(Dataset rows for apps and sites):
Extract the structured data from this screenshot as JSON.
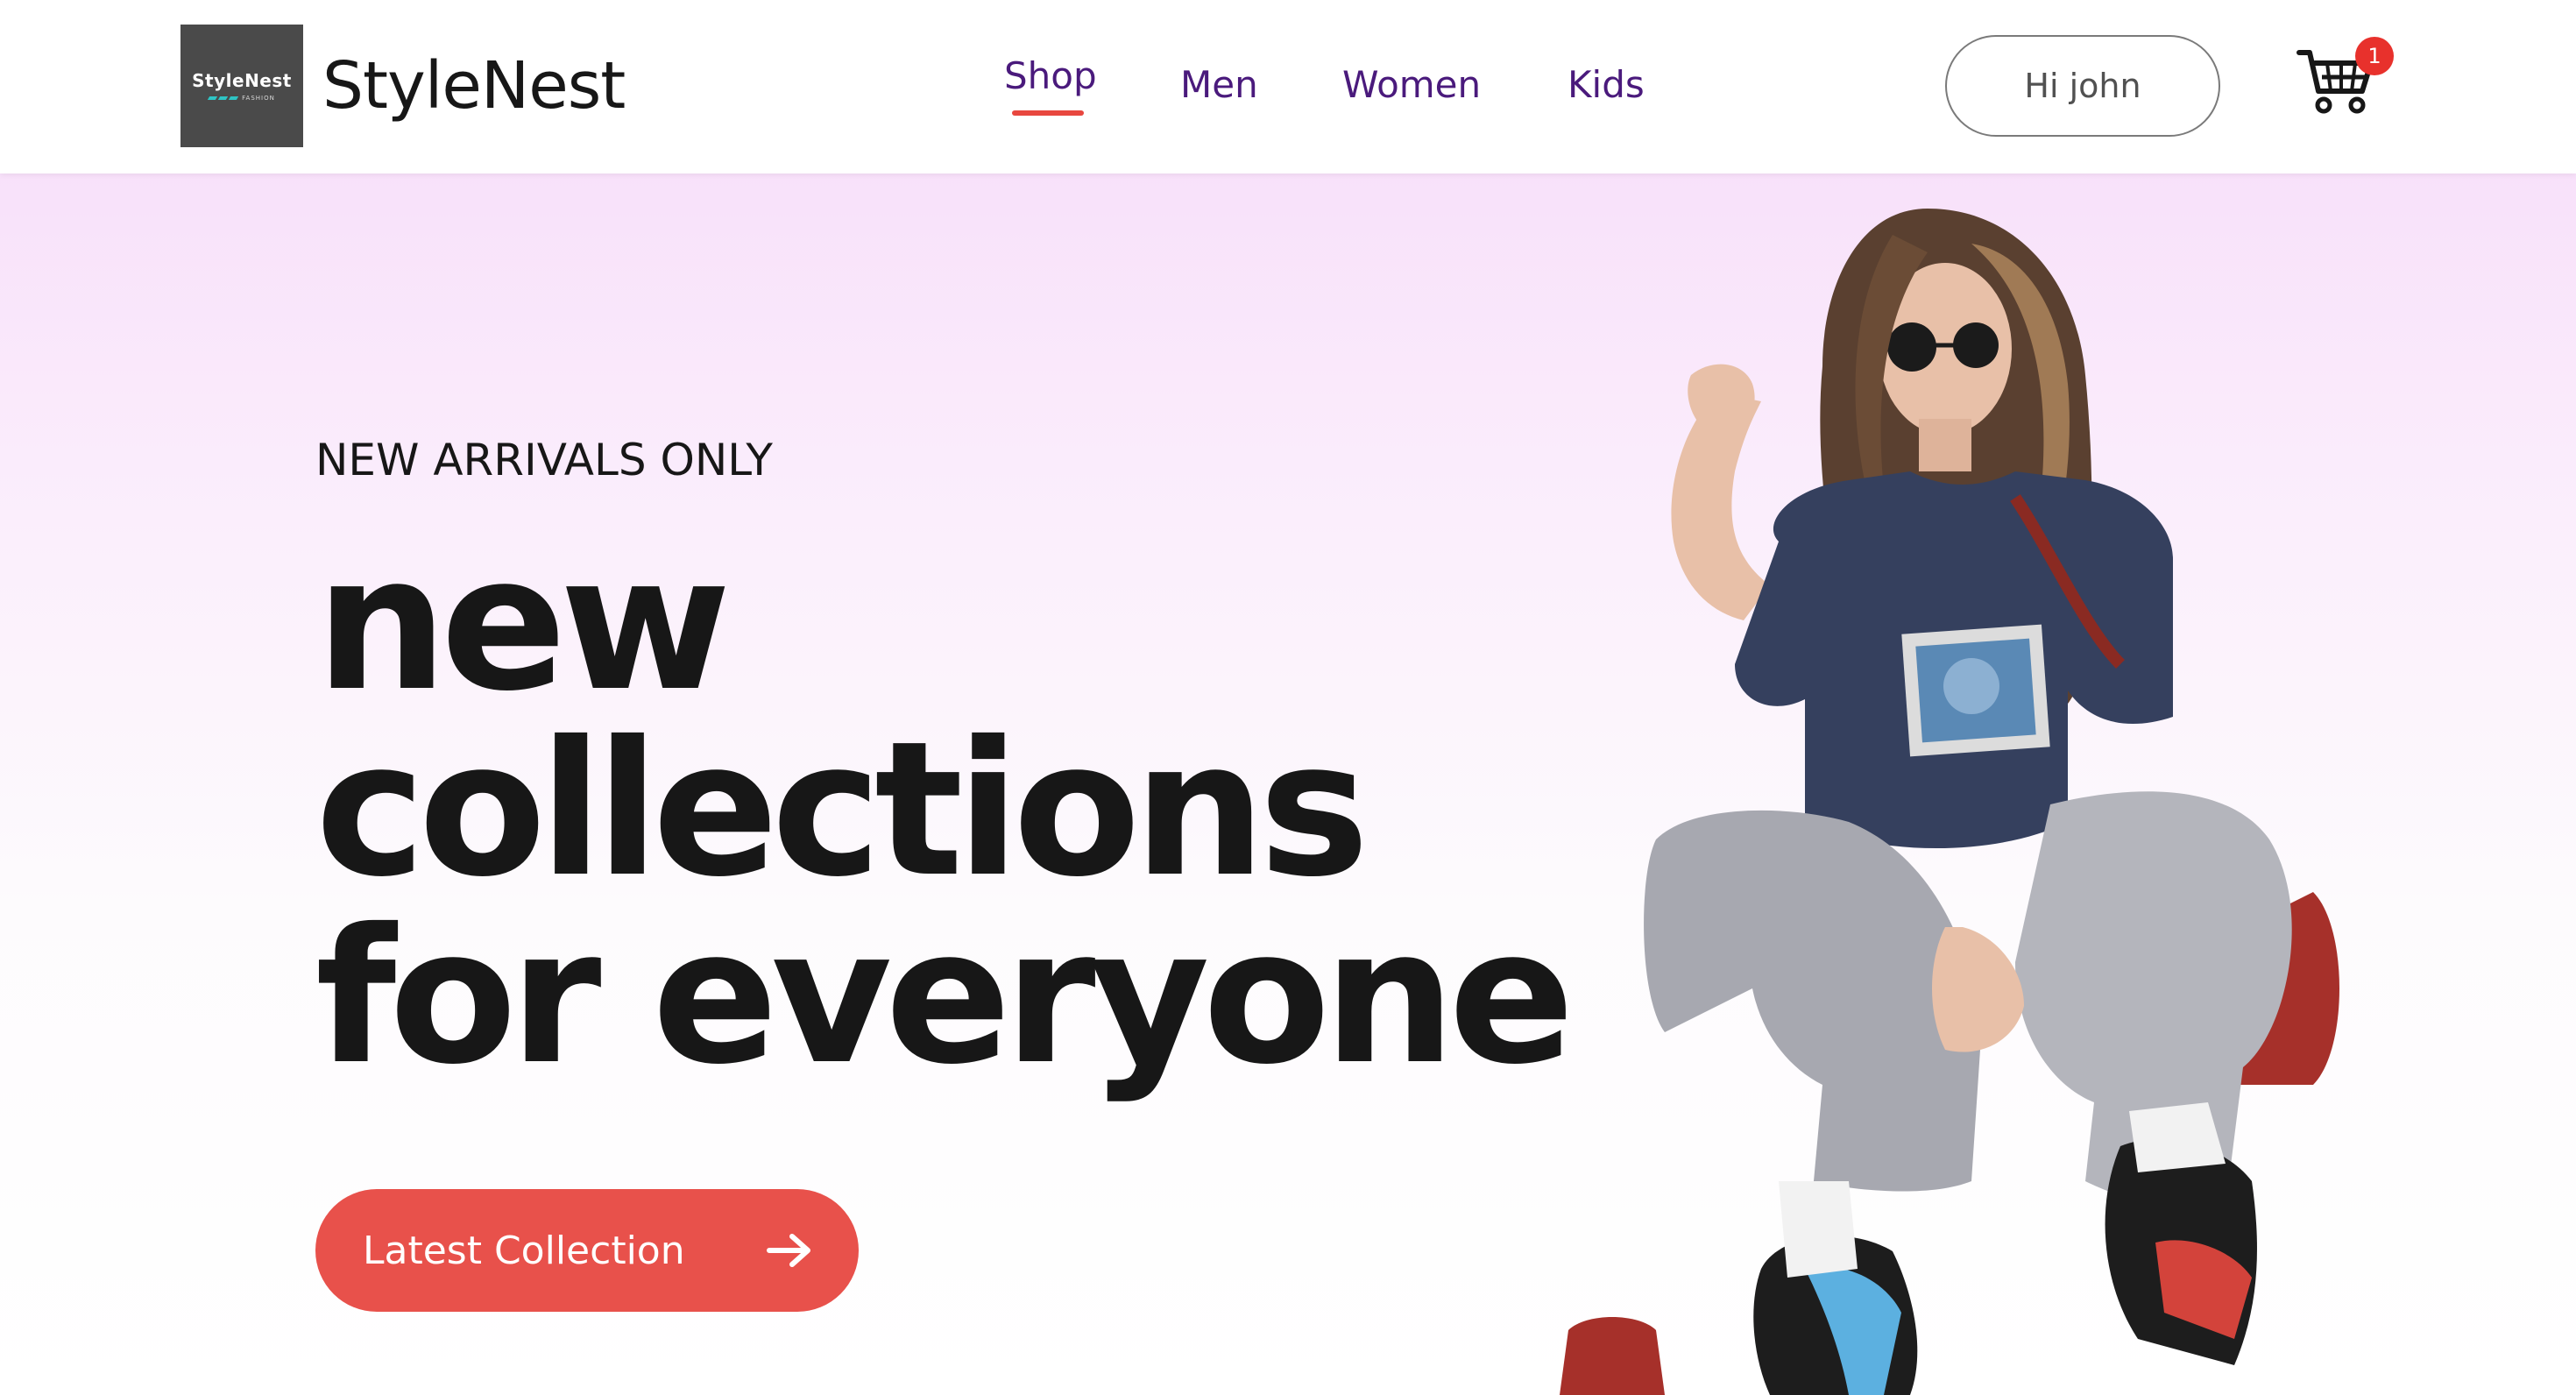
{
  "brand": {
    "logo_text": "StyleNest",
    "logo_tag": "FASHION",
    "name": "StyleNest"
  },
  "nav": {
    "items": [
      "Shop",
      "Men",
      "Women",
      "Kids"
    ],
    "active": "Shop"
  },
  "header": {
    "login_label": "Hi john",
    "cart_count": "1"
  },
  "hero": {
    "tagline": "NEW ARRIVALS ONLY",
    "headline_lines": [
      "new",
      "collections",
      "for everyone"
    ],
    "cta_label": "Latest Collection"
  },
  "colors": {
    "accent": "#e8514b",
    "nav_text": "#4a1a7c",
    "hero_gradient_top": "#f8e1fa",
    "hero_gradient_bottom": "#ffffff",
    "badge": "#e8312c"
  },
  "icons": {
    "cart": "cart-icon",
    "arrow": "arrow-right-icon"
  }
}
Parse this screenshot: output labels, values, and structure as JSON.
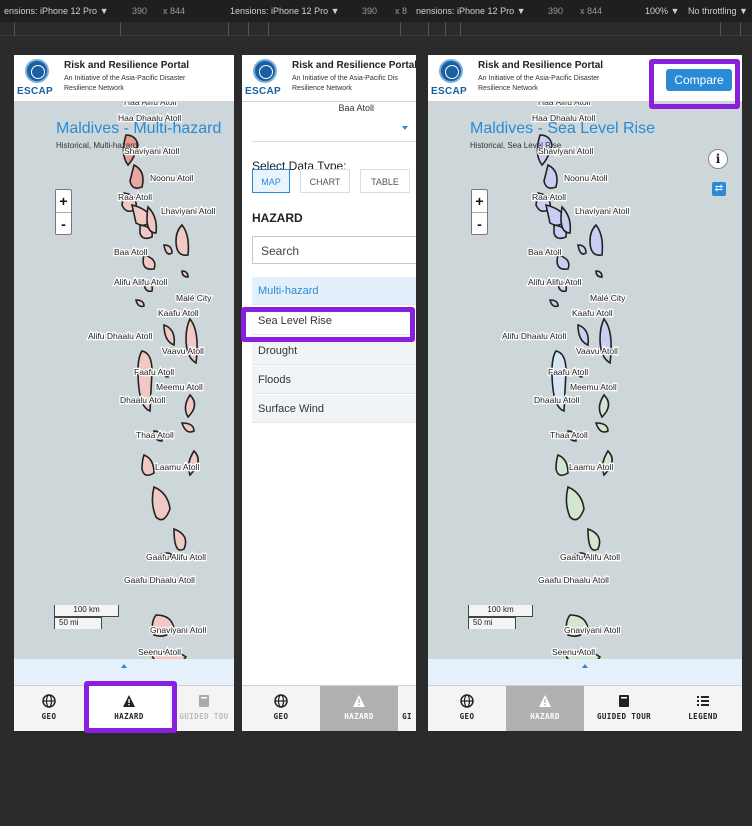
{
  "devtools": {
    "dim1": "ensions: iPhone 12 Pro ▼",
    "w1": "390",
    "h1": "x  844",
    "dim2": "1ensions: iPhone 12 Pro ▼",
    "w2": "390",
    "h2": "x  8",
    "dim3": "nensions: iPhone 12 Pro ▼",
    "w3": "390",
    "h3": "x  844",
    "zoom": "100% ▼",
    "throttle": "No throttling ▼"
  },
  "brand": {
    "logo_text": "ESCAP",
    "title": "Risk and Resilience Portal",
    "subtitle_line1": "An Initiative of the Asia-Pacific Disaster",
    "subtitle_line2": "Resilience Network",
    "subtitle_mid_line1": "An Initiative of the Asia-Pacific Dis",
    "subtitle_mid_line2": "Resilience Network",
    "title_mid": "Risk and Resilience Portal"
  },
  "left_panel": {
    "map_title": "Maldives - Multi-hazard",
    "map_subtitle": "Historical, Multi-hazard",
    "zoom_in": "+",
    "zoom_out": "-",
    "scale_km": "100 km",
    "scale_mi": "50 mi"
  },
  "right_panel": {
    "map_title": "Maldives - Sea Level Rise",
    "map_subtitle": "Historical, Sea Level Rise",
    "compare_label": "Compare",
    "info_label": "i",
    "swap_label": "⇄",
    "zoom_in": "+",
    "zoom_out": "-",
    "scale_km": "100 km",
    "scale_mi": "50 mi"
  },
  "map_labels": [
    "Haa Alifu Atoll",
    "Haa Dhaalu Atoll",
    "Shaviyani Atoll",
    "Noonu Atoll",
    "Raa Atoll",
    "Lhaviyani Atoll",
    "Baa Atoll",
    "Alifu Alifu Atoll",
    "Malé City",
    "Kaafu Atoll",
    "Alifu Dhaalu Atoll",
    "Vaavu Atoll",
    "Faafu Atoll",
    "Meemu Atoll",
    "Dhaalu Atoll",
    "Thaa Atoll",
    "Laamu Atoll",
    "Gaafu Alifu Atoll",
    "Gaafu Dhaalu Atoll",
    "Gnaviyani Atoll",
    "Seenu Atoll"
  ],
  "middle_panel": {
    "location_value": "Baa Atoll",
    "select_data_type": "Select Data Type:",
    "data_types": [
      "MAP",
      "CHART",
      "TABLE"
    ],
    "hazard_heading": "HAZARD",
    "search_placeholder": "Search",
    "hazards": [
      "Multi-hazard",
      "Sea Level Rise",
      "Drought",
      "Floods",
      "Surface Wind"
    ]
  },
  "nav": {
    "geo": "GEO",
    "hazard": "HAZARD",
    "guided_tour": "GUIDED TOUR",
    "guided_tour_cut": "GUIDED TOU",
    "guided_tour_cut2": "GI",
    "legend": "LEGEND"
  },
  "colors": {
    "accent": "#2a8ad6",
    "highlight": "#8a1fe0",
    "multi_hazard_fill": "#f0c8c4",
    "slr_fill_blue": "#c9cef2",
    "slr_fill_green": "#d3e6cf"
  }
}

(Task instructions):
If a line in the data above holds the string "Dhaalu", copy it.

(Result of this task):
    "Haa Dhaalu Atoll",
    "Alifu Dhaalu Atoll",
    "Dhaalu Atoll",
    "Gaafu Dhaalu Atoll",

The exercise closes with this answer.